It's odd how things go, isn't it? This year might be the season in which there was most talk about trades involving right-shooting defensemen, and yet since free agency began on July 1st, Derek Morris has been available for any team to sign without giving away any assets. Sure, he's slowed down some and is past his prime at 36, but no one could use his booming shot on a second-unit powerplay?
Granted, he hadn't scored a powerplay goal in three years, but in his defense, he spent his final four and a half years in his second stint with the Phoenix Coyotes where the good minutes belong to Keith Yandle and Oliver Ekman-Larsson, but he played 19:27 per game last year - and that's the second-lowest ice time of his career. I'm sure a team deprived of leadership could have used him around 15 minutes per game for around a million dollars, particularly a rebuilding team full of first-round picks he could relate to (he was, after all, the 13th-overall choice of the 1996 draft).
The Calgary Flames never regretted their pick, as he was a 30-point man five times with them (with a peak of 38 in 1999-2000), although his career-best was with the Colorado Avalanche - 11 goals and 48 points in 2002-03, tops on the team at his position ahead of Rob Blake (45 points), Greg DeVries (32) Adam Foote (31), and Martin Skoula (25).
As a guy who followed both the Avs and the Flames, I've been very interested in Morris' career, even when he was playing in Arizona - though I did zone out during his 76-game stint with the New York Rangers and Boston Bruins.

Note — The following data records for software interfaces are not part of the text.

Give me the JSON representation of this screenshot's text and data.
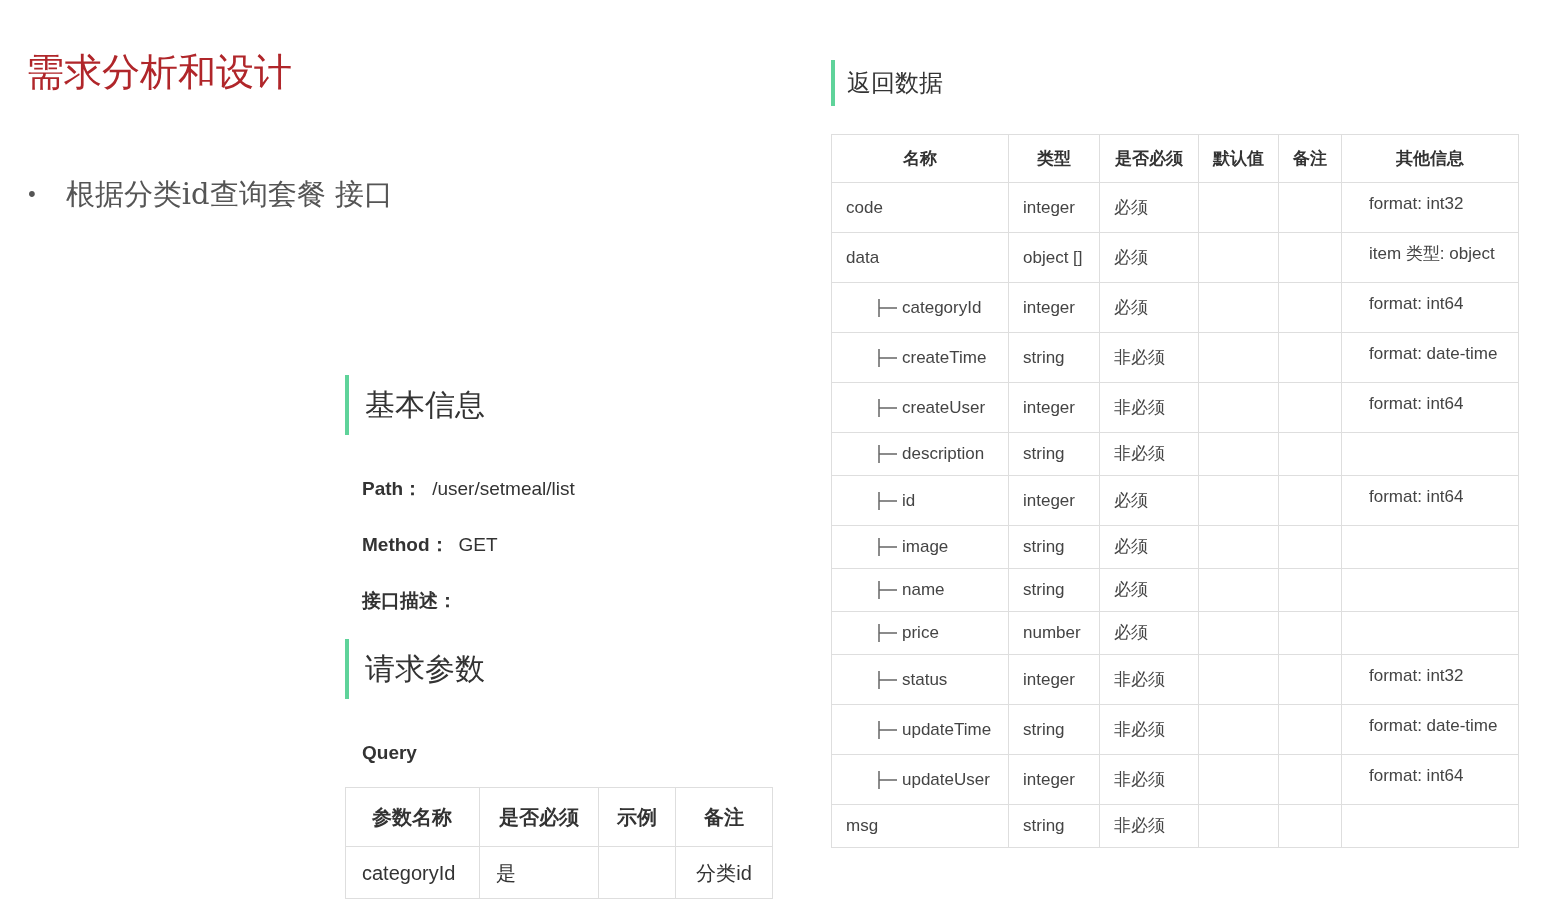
{
  "slide_title": "需求分析和设计",
  "bullet": {
    "marker": "•",
    "text": "根据分类id查询套餐 接口"
  },
  "basic_info": {
    "heading": "基本信息",
    "fields": [
      {
        "label": "Path：",
        "value": "/user/setmeal/list"
      },
      {
        "label": "Method：",
        "value": "GET"
      },
      {
        "label": "接口描述："
      }
    ]
  },
  "request_params": {
    "heading": "请求参数",
    "subheading": "Query",
    "columns": [
      "参数名称",
      "是否必须",
      "示例",
      "备注"
    ],
    "rows": [
      [
        "categoryId",
        "是",
        "",
        "分类id"
      ]
    ]
  },
  "response": {
    "heading": "返回数据",
    "columns": [
      "名称",
      "类型",
      "是否必须",
      "默认值",
      "备注",
      "其他信息"
    ],
    "rows": [
      {
        "name": "code",
        "type": "integer",
        "required": "必须",
        "other": "format: int32"
      },
      {
        "name": "data",
        "type": "object []",
        "required": "必须",
        "other": "item 类型: object",
        "children": [
          {
            "name": "categoryId",
            "type": "integer",
            "required": "必须",
            "other": "format: int64"
          },
          {
            "name": "createTime",
            "type": "string",
            "required": "非必须",
            "other": "format: date-time"
          },
          {
            "name": "createUser",
            "type": "integer",
            "required": "非必须",
            "other": "format: int64"
          },
          {
            "name": "description",
            "type": "string",
            "required": "非必须"
          },
          {
            "name": "id",
            "type": "integer",
            "required": "必须",
            "other": "format: int64"
          },
          {
            "name": "image",
            "type": "string",
            "required": "必须"
          },
          {
            "name": "name",
            "type": "string",
            "required": "必须"
          },
          {
            "name": "price",
            "type": "number",
            "required": "必须"
          },
          {
            "name": "status",
            "type": "integer",
            "required": "非必须",
            "other": "format: int32"
          },
          {
            "name": "updateTime",
            "type": "string",
            "required": "非必须",
            "other": "format: date-time"
          },
          {
            "name": "updateUser",
            "type": "integer",
            "required": "非必须",
            "other": "format: int64"
          }
        ]
      },
      {
        "name": "msg",
        "type": "string",
        "required": "非必须"
      }
    ]
  }
}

But from his time with the Flames, I have these two identical cards from his rookie season showing him in the team's turn-of-the-millennium (1995-2000) red (away) uniform, from Pinnacle's 1997-98 Be A Player set (a signed insert version of card #245):